Forth, I might want to reconsider the time of year that I start school. I've been in the midst of a nectarine harvest that couldn't wait. Traditionally, school started after most of the harvesting was over. A month ago we were drowning in plums. For the last two weeks it has been nectarines. The peaches are showing signs of being ripe any day now and the golden plums will probably be ready sometime soon as well. I've barely been keeping up with daily tasks and staying up late to preserve fruit. I have fruit frozen in the freezer for a more convenient time to make jams and jellies. I've sliced probably 200 nectarines for dehydrating and made fruit leather from nectarines and plums (3 gallon bags of fruit rolls; 3 quart bags of fruit chips). Our fruit loving kids are tired of the fresh plums and nectarines and we were giving the fruit away. Even if I don't plant a vegetable garden next year (although I do plan to), I still will have oodles of fruit from the trees alone.
Fifth, the purpose of all of this is to teach our daughter. Some useful questions may need to be asked. Is she learning anything? I think so, but the learning process is so gradual at times it can be hard to see. Is she enjoying her schooling? Yes, she was eager to get started and even plays school when she isn't actually doing it. Do I see evidence that she is maturing in her abilities? Yes, she is taking more responsibility for doing things herself. She is helping her sister by reading to her and teaching her. She is very proud of the fact that she is a "first-grader" and is thankfully oblivious that her skills are more advanced than her peers in many areas. She has an incredibly intense competitive spirit and would be an annoying braggart if she were aware of the differences. She has a way to go to get her social and emotional levels to match her academic ability, but I have confidence that a homeschooling environment is a more nurturing environment to work through the tough spots there. Having been in a similarly disjointed academic age/emotional age situation myself, but in a public school, I don't want her to have to go through some of the painful stuff that I had to go through. It took me about a decade to work past some the the emotional scars I got in public school (and that was in good schools, with good teachers, and generally good kids). And lest anyone thinks we are not "socializing" her, let me assure you that she is not isolated. She has classroom experience in church with her age peers. She has community involvement through the local parks and rec. programs. She is not shy and will often speak her mind to strangers to my mild embarrassment (as I am very introverted).
My conclusion is that we are not overworking our daughter. She has an appropriate amount of schoolwork. As it gets more challenging, she will probably spend more time on it, but at this point I have no concerns about that.

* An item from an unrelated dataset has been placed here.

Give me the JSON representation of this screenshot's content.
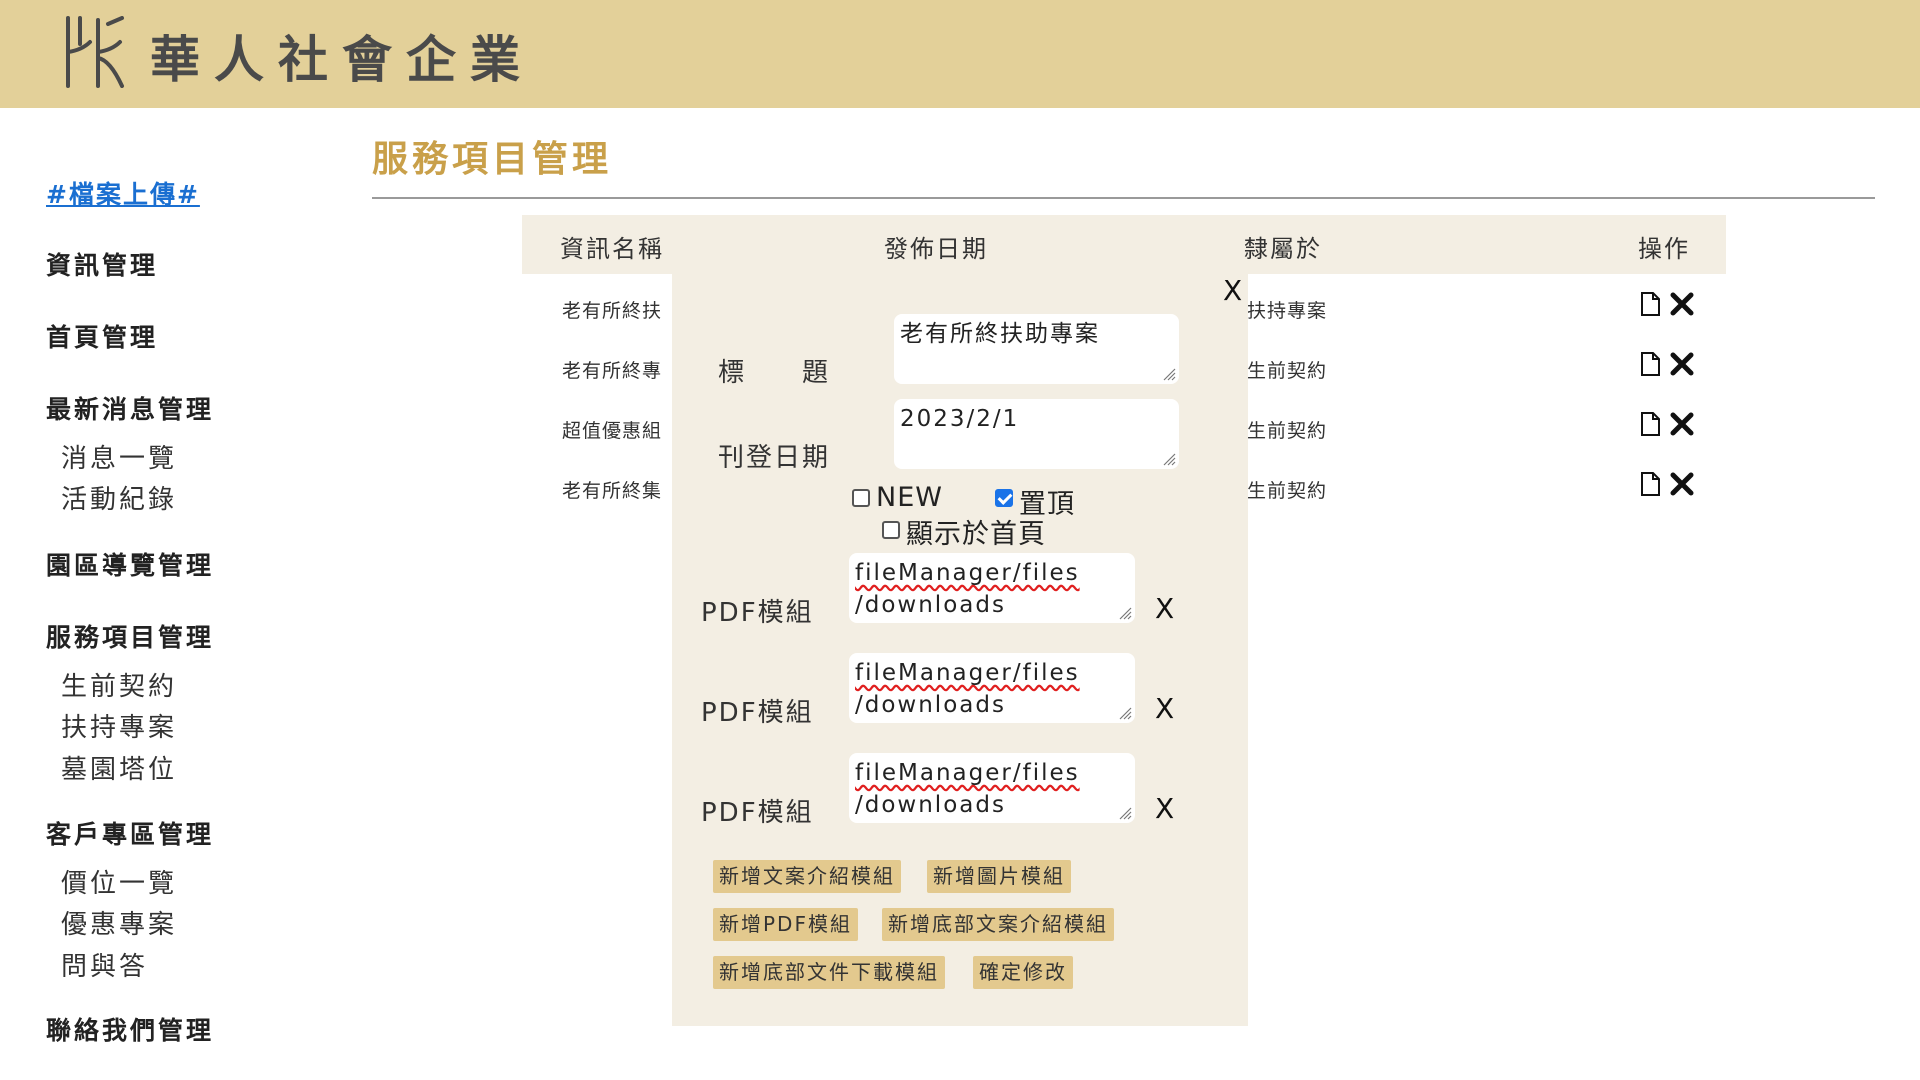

There is room for improvement, but if there weren't our job would be done. It is sometimes hard to juggle it all, but that is because I have chosen to do so many things all at once. I am trying to be realistic and keep perspective on what is most important.